| ACTION ITEM |
Return all of the data that follows precisely, leaving every image out.

[Opening AVAILABLE RECORDS section]

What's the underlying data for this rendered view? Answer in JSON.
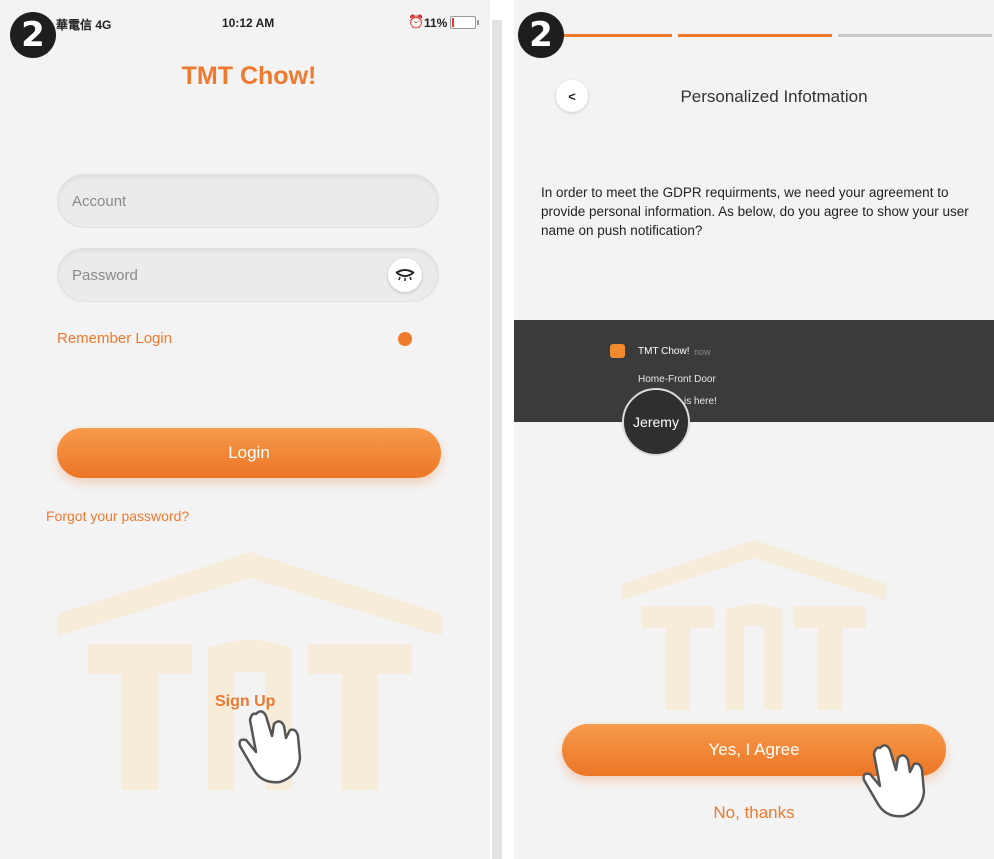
{
  "left_screen": {
    "step_number": "2",
    "status_bar": {
      "carrier": "華電信  4G",
      "time": "10:12 AM",
      "battery": "11%"
    },
    "app_title": "TMT Chow!",
    "account": {
      "placeholder": "Account",
      "value": ""
    },
    "password": {
      "placeholder": "Password",
      "value": ""
    },
    "remember_login": {
      "label": "Remember Login",
      "on": true
    },
    "login_label": "Login",
    "forgot_label": "Forgot your password?",
    "sign_up_label": "Sign Up",
    "icons": [
      "eye-closed-icon",
      "tap-hand-icon",
      "tmt-logo-watermark"
    ]
  },
  "right_screen": {
    "step_number": "2",
    "progress": {
      "steps_total": 3,
      "steps_done": 2
    },
    "back_label": "<",
    "title": "Personalized Infotmation",
    "body_text": "In order to meet the GDPR requirments, we need your agreement to provide personal information. As below, do you agree to show your user name on push notification?",
    "notification": {
      "app_name": "TMT Chow!",
      "time": "now",
      "line1": "Home-Front Door",
      "line2": "is here!",
      "user_name": "Jeremy"
    },
    "agree_label": "Yes, I Agree",
    "decline_label": "No, thanks"
  },
  "colors": {
    "accent": "#ee7a2f",
    "progress_inactive": "#c9c9c9",
    "background": "#f3f3f3",
    "notification_bg": "#3b3b3b"
  }
}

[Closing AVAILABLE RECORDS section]

| TASK SOLUTION |
What's the underlying data for this rendered view? Answer in JSON.
{
  "left_screen": {
    "step_number": "2",
    "status_bar": {
      "carrier": "華電信  4G",
      "time": "10:12 AM",
      "battery": "11%"
    },
    "app_title": "TMT Chow!",
    "account": {
      "placeholder": "Account",
      "value": ""
    },
    "password": {
      "placeholder": "Password",
      "value": ""
    },
    "remember_login": {
      "label": "Remember Login",
      "on": true
    },
    "login_label": "Login",
    "forgot_label": "Forgot your password?",
    "sign_up_label": "Sign Up",
    "icons": [
      "eye-closed-icon",
      "tap-hand-icon",
      "tmt-logo-watermark"
    ]
  },
  "right_screen": {
    "step_number": "2",
    "progress": {
      "steps_total": 3,
      "steps_done": 2
    },
    "back_label": "<",
    "title": "Personalized Infotmation",
    "body_text": "In order to meet the GDPR requirments, we need your agreement to provide personal information. As below, do you agree to show your user name on push notification?",
    "notification": {
      "app_name": "TMT Chow!",
      "time": "now",
      "line1": "Home-Front Door",
      "line2": "is here!",
      "user_name": "Jeremy"
    },
    "agree_label": "Yes, I Agree",
    "decline_label": "No, thanks"
  },
  "colors": {
    "accent": "#ee7a2f",
    "progress_inactive": "#c9c9c9",
    "background": "#f3f3f3",
    "notification_bg": "#3b3b3b"
  }
}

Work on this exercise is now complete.